I think I’m learning these days to give myself more credit. To remember that I am a dedicated, committed professional who knows her responsibility in the workplace and fulfills her duties creditably; who wouldn’t “slack off” or “be lazy” or “not pull her weight” unless there was a solid decent reason. All words that no one else has used against me by the way, except for my old inner voice that I’m slowly chipping away.

I’m learning to know my limits and to communicate these to others. Not with the phrase “sorry to be a wuss but…”! With the phrase, “I have done x and y and z today and I’m pleased that I have accomplished so much. That is all that I can manage today. Thanks for your understanding”.

I think it’s called being assertive. Having been terrified of confrontation all my life I never really got the practice of asserting myself.

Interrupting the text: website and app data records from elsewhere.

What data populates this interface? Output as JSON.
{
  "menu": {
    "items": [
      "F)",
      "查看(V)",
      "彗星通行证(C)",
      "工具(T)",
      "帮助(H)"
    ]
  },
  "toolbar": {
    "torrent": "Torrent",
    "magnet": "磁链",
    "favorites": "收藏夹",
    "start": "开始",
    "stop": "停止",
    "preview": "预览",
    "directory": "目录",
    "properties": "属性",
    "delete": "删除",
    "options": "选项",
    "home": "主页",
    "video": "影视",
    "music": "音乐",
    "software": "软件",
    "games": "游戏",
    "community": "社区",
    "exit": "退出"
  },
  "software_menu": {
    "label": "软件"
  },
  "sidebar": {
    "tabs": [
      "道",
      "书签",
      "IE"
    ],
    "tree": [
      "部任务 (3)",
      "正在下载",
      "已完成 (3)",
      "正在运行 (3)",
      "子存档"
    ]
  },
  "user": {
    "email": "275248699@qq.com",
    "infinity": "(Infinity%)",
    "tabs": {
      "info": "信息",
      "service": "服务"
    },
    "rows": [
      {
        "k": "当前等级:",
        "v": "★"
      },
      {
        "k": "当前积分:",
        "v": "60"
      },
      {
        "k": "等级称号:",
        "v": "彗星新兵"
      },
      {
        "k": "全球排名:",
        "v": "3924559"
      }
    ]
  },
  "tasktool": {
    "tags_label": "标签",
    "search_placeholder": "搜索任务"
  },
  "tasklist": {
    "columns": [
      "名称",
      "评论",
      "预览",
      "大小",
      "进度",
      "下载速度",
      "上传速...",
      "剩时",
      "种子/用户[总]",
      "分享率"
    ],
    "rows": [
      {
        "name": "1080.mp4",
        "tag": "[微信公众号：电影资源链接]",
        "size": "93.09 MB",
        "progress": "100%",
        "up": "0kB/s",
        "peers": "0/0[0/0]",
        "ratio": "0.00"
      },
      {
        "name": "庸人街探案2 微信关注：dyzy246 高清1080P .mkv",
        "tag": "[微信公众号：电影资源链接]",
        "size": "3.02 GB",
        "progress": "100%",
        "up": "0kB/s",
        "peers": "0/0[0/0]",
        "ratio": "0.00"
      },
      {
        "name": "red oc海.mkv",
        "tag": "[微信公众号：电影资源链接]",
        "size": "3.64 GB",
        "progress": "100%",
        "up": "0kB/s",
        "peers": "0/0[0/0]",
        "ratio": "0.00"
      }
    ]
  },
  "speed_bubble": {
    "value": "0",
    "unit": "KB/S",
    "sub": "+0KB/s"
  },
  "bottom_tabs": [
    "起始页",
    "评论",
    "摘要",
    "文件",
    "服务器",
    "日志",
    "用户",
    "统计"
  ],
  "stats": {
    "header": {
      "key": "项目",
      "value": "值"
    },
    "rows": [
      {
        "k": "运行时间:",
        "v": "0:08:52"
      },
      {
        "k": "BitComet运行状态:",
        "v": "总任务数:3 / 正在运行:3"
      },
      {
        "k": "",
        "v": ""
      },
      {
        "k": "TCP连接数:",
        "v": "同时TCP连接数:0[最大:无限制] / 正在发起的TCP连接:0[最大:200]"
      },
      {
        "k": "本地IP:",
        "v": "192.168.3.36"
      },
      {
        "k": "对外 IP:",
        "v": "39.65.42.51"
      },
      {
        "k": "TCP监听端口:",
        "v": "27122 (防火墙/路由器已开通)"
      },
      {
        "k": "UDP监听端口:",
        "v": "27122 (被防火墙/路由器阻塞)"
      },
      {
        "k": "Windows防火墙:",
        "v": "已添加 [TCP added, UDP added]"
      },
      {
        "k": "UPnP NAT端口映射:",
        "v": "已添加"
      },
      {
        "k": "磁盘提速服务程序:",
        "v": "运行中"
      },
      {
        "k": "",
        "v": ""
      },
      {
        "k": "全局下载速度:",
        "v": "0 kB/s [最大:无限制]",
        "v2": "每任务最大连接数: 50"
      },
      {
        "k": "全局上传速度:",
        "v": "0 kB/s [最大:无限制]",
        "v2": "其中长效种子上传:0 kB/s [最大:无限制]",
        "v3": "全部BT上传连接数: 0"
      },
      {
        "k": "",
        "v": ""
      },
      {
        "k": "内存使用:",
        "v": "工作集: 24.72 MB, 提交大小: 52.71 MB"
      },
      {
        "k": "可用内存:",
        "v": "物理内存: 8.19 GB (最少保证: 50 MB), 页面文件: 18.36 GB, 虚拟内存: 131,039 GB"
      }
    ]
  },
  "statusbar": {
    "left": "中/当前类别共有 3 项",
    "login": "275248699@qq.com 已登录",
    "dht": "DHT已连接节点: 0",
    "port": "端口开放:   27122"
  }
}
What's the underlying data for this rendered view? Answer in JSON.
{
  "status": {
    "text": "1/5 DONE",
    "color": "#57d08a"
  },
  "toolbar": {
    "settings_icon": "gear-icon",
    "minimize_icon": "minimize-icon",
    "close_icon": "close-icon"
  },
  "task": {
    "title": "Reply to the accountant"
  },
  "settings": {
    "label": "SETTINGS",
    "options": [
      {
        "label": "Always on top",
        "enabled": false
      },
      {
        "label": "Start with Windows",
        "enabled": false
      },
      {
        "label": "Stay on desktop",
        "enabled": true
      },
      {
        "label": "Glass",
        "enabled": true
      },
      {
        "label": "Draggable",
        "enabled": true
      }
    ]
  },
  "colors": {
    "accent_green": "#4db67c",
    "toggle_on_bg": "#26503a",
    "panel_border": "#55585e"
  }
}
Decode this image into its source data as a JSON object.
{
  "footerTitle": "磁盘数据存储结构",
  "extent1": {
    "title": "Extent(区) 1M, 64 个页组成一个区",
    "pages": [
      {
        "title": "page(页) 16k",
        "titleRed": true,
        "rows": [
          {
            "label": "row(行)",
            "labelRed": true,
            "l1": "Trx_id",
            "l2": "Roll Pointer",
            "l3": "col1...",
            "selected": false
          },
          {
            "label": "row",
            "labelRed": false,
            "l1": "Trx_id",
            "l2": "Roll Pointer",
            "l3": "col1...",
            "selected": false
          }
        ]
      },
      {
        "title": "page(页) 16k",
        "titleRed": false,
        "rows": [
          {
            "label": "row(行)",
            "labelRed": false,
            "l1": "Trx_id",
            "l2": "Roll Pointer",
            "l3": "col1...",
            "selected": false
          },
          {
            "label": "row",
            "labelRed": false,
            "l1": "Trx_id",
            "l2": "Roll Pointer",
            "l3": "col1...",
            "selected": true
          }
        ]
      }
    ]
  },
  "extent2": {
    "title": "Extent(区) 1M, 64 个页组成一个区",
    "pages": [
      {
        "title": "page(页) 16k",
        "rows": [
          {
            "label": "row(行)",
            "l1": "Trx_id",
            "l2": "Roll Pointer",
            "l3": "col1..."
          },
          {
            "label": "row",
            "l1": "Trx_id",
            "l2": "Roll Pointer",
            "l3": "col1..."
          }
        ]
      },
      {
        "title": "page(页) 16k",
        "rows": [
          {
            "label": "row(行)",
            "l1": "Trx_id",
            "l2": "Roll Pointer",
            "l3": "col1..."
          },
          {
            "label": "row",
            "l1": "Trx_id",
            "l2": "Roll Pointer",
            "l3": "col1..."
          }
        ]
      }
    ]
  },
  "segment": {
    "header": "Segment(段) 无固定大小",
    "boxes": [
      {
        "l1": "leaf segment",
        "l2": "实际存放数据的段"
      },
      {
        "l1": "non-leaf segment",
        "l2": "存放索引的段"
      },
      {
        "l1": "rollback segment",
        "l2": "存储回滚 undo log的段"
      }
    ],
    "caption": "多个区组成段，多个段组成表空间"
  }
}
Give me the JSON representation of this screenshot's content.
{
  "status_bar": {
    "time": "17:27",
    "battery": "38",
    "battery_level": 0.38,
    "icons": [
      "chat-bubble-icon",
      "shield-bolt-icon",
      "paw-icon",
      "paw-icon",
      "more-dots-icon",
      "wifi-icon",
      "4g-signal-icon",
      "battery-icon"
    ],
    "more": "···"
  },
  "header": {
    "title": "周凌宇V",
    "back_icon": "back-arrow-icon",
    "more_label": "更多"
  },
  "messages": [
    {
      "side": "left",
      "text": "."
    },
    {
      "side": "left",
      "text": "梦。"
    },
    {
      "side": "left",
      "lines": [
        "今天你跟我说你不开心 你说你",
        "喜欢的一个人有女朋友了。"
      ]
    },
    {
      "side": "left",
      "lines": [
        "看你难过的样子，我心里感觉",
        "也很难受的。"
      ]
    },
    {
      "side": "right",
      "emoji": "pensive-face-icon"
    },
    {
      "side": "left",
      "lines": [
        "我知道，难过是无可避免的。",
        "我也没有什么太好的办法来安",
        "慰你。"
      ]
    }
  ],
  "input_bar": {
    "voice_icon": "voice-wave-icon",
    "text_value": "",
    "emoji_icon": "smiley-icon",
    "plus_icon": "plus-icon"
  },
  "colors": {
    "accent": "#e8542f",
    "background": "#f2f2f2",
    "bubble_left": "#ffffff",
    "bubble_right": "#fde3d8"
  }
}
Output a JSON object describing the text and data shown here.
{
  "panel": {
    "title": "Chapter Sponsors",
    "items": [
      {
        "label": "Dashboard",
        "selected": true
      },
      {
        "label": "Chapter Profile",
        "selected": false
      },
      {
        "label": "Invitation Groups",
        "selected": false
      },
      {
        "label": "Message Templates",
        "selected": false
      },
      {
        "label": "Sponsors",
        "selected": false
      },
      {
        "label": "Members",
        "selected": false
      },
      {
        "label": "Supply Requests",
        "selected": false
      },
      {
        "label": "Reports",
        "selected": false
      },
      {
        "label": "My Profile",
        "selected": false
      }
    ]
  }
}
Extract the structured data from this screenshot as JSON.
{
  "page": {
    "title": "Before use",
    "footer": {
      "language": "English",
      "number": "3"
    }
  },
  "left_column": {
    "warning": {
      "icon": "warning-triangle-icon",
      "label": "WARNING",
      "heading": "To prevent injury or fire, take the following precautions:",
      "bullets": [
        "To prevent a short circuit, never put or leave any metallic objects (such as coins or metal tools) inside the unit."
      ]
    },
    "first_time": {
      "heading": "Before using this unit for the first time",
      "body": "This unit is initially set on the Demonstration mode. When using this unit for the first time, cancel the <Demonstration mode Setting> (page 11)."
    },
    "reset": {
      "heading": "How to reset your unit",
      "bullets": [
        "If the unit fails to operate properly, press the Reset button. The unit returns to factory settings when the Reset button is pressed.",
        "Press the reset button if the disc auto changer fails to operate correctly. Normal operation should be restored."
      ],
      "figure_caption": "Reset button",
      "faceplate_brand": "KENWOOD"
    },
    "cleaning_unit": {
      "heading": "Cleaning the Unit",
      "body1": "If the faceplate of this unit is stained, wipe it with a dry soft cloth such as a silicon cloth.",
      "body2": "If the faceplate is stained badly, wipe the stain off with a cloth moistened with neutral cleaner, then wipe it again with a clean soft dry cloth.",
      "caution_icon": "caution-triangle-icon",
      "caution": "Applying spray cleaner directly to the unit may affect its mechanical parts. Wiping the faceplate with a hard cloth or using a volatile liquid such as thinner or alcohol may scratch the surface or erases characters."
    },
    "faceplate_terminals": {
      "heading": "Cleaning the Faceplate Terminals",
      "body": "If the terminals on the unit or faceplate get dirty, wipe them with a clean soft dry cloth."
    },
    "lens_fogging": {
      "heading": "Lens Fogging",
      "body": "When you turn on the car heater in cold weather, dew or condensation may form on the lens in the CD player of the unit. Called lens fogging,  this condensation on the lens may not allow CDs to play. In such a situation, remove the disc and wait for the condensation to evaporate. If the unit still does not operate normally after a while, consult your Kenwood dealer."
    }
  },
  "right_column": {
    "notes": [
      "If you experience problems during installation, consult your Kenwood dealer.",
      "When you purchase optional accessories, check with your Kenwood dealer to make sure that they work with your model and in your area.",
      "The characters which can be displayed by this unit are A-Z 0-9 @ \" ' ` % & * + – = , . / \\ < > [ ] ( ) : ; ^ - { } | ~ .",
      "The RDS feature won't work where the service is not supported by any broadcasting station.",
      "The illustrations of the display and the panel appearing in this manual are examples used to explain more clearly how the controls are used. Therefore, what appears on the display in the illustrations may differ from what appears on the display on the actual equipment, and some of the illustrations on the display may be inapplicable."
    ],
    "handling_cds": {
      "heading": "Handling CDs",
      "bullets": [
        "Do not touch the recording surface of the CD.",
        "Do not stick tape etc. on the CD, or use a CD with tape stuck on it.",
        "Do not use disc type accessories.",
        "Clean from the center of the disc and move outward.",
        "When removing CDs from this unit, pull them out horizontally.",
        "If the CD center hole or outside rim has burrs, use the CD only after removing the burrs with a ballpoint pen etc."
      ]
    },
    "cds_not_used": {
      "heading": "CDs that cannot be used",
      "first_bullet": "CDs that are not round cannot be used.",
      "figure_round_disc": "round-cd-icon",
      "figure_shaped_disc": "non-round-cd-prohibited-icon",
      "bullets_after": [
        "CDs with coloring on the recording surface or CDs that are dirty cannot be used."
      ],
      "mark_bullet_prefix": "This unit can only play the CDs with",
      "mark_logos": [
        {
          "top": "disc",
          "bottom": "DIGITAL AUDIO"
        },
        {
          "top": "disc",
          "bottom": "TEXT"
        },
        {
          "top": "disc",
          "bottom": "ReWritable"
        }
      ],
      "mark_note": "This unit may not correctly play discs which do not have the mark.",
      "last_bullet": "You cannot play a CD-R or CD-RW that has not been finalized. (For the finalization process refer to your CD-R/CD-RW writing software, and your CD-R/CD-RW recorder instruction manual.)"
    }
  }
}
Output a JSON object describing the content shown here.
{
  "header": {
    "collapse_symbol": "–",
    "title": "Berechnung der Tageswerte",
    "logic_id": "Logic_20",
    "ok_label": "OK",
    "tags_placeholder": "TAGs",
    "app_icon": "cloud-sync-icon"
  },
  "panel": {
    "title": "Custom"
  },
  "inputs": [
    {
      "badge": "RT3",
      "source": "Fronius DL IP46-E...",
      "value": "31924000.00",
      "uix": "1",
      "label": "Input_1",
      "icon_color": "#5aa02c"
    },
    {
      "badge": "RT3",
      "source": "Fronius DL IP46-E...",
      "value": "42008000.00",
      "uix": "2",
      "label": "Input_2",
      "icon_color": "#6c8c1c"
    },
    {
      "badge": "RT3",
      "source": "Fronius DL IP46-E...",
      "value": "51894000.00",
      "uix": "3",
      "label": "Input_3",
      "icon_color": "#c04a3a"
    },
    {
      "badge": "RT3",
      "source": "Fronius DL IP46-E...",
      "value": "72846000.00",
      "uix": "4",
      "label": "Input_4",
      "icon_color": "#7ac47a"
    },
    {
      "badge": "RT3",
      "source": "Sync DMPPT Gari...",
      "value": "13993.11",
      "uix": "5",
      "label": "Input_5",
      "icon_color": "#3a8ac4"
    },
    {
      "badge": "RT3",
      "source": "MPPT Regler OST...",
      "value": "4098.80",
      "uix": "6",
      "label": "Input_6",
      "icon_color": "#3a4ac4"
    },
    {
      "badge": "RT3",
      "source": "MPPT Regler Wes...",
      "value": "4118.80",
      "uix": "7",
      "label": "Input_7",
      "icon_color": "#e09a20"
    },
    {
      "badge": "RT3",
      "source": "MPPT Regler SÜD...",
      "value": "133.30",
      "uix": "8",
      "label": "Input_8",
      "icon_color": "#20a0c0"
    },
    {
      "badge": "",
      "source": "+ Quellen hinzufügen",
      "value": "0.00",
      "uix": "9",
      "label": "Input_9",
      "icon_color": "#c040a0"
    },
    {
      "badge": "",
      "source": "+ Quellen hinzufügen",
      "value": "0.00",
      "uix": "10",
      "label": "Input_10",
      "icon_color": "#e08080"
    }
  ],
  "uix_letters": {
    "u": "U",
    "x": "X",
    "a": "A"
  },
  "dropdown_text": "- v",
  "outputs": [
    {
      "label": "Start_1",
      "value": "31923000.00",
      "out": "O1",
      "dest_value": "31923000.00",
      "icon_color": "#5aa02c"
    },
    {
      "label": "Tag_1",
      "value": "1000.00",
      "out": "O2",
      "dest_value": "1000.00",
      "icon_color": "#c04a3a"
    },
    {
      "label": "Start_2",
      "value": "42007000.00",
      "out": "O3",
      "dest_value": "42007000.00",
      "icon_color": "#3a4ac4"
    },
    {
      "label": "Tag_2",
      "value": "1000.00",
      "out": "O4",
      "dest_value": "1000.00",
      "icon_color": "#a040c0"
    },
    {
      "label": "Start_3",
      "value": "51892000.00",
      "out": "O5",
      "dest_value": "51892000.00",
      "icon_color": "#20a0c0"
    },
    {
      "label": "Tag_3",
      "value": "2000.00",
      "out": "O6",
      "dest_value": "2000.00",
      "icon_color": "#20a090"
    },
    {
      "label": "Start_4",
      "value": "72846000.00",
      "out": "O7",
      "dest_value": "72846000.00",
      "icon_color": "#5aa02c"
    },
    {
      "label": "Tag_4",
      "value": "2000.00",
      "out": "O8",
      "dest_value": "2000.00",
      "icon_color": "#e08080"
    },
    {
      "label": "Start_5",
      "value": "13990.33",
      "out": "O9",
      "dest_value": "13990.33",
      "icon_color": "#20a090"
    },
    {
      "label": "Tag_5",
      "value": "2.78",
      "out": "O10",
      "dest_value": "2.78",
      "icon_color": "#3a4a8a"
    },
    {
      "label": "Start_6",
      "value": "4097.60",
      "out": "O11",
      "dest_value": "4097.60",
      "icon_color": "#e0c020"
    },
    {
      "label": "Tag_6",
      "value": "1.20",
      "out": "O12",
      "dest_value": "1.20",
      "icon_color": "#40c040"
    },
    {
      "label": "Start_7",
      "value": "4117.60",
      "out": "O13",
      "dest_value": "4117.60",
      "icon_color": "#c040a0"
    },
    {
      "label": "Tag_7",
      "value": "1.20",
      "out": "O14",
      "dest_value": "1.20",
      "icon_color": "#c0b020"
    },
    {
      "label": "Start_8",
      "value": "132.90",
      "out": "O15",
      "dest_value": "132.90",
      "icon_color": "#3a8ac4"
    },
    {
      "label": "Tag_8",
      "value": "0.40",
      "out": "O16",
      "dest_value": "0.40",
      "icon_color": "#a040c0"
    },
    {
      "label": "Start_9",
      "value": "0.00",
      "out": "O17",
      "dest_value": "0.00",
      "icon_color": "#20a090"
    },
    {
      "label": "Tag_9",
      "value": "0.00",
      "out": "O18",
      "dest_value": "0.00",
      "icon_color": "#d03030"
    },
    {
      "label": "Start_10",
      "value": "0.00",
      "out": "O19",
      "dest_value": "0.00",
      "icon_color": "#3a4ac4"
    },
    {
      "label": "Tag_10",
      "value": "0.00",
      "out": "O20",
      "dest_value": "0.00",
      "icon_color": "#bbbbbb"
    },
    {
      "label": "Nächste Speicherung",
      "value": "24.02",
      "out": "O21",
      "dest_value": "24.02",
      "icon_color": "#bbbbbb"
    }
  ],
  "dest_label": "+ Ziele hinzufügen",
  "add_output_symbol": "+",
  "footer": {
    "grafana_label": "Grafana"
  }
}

I knew the theory but that only gets you so far. These days I’m realising that I am a person with valid opinions and thoughts. I’m finding that communicating this directly to others results in a better outcome for everyone. And I’m not so fearful of confrontation anymore. Because now I know that I am an equal part of the conversation/discussion/interview. I’m not the weaker part having to make up to the stronger part anymore. These are truly great days for my personal development!!

But it still comes down to this: what and where are the limits?

When is it enough without being too much? When could I push myself more? When am I taking it too far and risking exhaustion? Do I have more energy than I think I have? Could I maybe do just a little bit more, or should I call it a day?

How can anyone know the answers to these questions?

And then there are the other factors: I just don’t feel like talking to anyone today so I don’t want to go, I feel very anxious about going so I think it’d be better if I stayed home, I just can’t get my head together to go today, I’m too drowsy/sleepy/exhausted/tired.

I’ve been told to push myself, but to be careful not to exhaust myself. I’ve been told to learn to know my own body so it will tell me when enough is enough.

Who teaches these things? How can I learn these things? How can I know the difference between my body being tired and my mind being tired?

My body tricks me all the time. I’m sitting here an hour after a good dinner and my body is telling me it’s hungry. I know its not, but that’s not how it sees the situation! So how can I be sure about my body telling me when it has had enough? It feels like a marathon getting up, showered and dressed some days; my body tells me that it enough but surely that can’t be the limit.

If I can’t tell the limits, how can anyone else? I suppose this is my main point after all. Here’s me: I’ve got these limitations of conditions, medications, recuperation. How, considering all the variables, can any other person tell me what or how much or where or when I should be doing what I’m doing?

Not that many have tried, to give credit where credit is due. Most people have been endlessly helpful, patient with me in my disability, considerate of my limits and thoughtful of me in the middle trying to make me work.

I really do appreciate that!!

I guess it’s always a work in progress. The fact is that I can’t do everything that I would like to do; that’s just how it is right now. I am learning to accept these facts as they are without judging them or myself; that’s huge progress!

With the energy and motivation I do have, I do what I can. I get tired and worn out faster than I’d like. I don’t have the stamina I want. Some days I wake up and it’s just not my day. Then after a nap suddenly I’m firing on all cylinders again. And tomorrow, I might be rearing to go! I just don’t know, and can’t tell. It’s a trying, sometimes frustrating game trying to figure out my agenda for the week, or even the day, not knowing when or how or what I’ll be like with any definite prediction.

Another thing that it is very hard is to differentiate between what the condition causes and what the medication causes. Am I suffering from a side effect, or is this just the part of the condition that we haven’t got under control yet? I think only a trained doctor could answer that with any certainty, and maybe not even then.

So, in the meantime, I hope I’ll do what I can, but not too much, and hopefully figure out just what that is!!